- [WHAT TO DO]:
Look through the material that follows and show every line with the string "Server".
-*-
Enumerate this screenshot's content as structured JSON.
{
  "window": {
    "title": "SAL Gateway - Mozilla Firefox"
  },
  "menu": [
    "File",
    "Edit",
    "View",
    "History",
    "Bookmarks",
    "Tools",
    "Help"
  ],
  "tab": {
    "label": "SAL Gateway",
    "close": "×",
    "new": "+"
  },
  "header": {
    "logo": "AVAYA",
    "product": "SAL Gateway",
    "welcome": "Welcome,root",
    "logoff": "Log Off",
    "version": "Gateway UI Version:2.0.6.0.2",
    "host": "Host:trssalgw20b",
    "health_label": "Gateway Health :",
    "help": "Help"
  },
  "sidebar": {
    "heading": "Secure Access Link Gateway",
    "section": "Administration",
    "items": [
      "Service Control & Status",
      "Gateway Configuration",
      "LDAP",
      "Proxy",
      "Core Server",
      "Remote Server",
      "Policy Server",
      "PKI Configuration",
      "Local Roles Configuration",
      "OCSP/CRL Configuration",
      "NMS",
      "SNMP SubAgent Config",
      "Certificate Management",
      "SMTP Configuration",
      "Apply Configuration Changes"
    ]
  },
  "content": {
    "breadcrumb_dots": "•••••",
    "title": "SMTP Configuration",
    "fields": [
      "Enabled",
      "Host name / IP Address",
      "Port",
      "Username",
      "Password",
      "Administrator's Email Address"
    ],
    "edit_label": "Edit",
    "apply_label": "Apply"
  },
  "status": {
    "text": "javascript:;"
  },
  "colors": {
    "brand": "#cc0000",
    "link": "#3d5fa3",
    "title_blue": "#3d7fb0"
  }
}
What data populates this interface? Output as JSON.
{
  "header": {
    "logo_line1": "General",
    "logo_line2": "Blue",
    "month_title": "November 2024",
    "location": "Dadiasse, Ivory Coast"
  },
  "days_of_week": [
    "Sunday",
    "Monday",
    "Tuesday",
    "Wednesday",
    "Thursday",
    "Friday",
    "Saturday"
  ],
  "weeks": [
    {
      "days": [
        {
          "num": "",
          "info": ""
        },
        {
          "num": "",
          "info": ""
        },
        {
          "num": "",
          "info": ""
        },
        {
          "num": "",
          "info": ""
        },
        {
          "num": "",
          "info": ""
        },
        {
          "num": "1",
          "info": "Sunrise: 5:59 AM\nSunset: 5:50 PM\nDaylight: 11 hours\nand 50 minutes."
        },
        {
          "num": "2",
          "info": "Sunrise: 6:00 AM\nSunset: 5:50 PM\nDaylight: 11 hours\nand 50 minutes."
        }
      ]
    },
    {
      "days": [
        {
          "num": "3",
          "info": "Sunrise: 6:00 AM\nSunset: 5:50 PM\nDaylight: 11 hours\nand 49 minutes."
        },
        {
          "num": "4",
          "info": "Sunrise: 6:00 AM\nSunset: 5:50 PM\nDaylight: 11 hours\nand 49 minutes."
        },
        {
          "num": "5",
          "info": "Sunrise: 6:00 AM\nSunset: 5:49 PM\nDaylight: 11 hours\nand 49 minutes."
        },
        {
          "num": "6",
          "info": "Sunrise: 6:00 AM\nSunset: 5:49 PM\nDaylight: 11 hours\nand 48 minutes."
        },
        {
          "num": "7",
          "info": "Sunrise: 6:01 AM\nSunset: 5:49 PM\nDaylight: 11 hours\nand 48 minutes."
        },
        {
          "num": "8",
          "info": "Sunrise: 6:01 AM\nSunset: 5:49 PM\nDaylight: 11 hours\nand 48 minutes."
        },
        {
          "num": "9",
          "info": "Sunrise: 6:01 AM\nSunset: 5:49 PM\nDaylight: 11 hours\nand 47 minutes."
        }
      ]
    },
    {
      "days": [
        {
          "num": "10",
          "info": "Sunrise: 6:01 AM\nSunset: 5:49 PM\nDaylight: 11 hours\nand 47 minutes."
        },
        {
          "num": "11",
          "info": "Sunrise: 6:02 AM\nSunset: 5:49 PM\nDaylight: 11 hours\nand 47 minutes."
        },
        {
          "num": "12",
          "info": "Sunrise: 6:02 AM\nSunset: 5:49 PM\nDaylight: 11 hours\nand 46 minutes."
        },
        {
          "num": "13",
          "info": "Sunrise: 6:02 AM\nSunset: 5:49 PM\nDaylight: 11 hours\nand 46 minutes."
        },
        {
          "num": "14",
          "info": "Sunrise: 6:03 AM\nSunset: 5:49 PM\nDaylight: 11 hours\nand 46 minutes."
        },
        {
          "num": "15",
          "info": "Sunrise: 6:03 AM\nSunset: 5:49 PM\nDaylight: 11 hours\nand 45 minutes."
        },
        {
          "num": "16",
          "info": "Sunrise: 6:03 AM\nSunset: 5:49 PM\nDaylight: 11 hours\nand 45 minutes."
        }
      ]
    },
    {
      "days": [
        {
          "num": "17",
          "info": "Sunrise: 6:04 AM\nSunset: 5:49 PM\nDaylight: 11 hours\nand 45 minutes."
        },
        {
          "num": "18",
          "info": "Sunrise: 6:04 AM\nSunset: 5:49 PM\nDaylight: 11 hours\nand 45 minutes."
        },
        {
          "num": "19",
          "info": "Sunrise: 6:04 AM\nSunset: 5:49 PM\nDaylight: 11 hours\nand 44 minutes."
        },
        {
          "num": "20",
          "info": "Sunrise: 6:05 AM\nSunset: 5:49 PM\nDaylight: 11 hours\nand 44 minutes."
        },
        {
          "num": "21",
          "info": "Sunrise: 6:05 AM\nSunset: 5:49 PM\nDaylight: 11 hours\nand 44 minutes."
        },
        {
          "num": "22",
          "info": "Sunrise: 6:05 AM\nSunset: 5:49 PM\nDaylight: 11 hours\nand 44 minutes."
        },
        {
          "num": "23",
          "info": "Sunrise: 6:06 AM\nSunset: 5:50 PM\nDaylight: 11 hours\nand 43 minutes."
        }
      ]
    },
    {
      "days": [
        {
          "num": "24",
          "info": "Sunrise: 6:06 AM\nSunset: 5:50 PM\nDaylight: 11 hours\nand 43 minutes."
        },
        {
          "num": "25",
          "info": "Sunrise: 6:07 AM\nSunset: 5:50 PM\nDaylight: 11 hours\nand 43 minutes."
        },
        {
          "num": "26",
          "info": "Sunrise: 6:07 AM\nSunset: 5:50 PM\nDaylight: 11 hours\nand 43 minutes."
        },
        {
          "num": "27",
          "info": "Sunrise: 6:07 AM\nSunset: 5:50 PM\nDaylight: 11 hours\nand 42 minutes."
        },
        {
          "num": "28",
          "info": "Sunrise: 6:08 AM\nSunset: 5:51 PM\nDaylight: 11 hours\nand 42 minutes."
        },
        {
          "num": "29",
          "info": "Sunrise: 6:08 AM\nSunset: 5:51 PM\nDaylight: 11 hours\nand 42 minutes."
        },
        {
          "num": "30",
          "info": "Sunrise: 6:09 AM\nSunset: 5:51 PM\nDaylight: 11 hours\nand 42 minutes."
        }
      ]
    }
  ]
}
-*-
- [REPLY TO THE TASK]:
      "Core Server",
      "Remote Server",
      "Policy Server",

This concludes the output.